## Website and app data records
+++
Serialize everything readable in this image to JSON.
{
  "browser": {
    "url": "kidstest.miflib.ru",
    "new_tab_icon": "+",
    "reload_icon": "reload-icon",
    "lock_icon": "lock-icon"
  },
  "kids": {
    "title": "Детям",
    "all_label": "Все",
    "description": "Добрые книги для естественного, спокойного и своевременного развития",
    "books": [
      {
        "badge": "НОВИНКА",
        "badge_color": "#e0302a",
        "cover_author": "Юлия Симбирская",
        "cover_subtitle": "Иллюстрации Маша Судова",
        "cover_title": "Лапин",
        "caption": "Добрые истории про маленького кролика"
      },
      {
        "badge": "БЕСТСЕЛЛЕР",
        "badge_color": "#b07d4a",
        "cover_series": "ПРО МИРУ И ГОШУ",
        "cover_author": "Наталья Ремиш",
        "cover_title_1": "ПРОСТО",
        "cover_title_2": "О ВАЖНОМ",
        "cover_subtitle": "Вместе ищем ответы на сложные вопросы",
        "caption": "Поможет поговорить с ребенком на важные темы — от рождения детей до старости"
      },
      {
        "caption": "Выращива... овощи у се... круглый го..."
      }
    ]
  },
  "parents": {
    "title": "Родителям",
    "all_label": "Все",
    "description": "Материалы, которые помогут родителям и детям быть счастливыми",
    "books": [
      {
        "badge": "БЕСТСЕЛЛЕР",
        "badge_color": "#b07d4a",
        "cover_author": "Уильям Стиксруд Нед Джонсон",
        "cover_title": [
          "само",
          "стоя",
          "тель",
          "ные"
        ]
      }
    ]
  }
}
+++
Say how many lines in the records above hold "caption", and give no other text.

## Result
3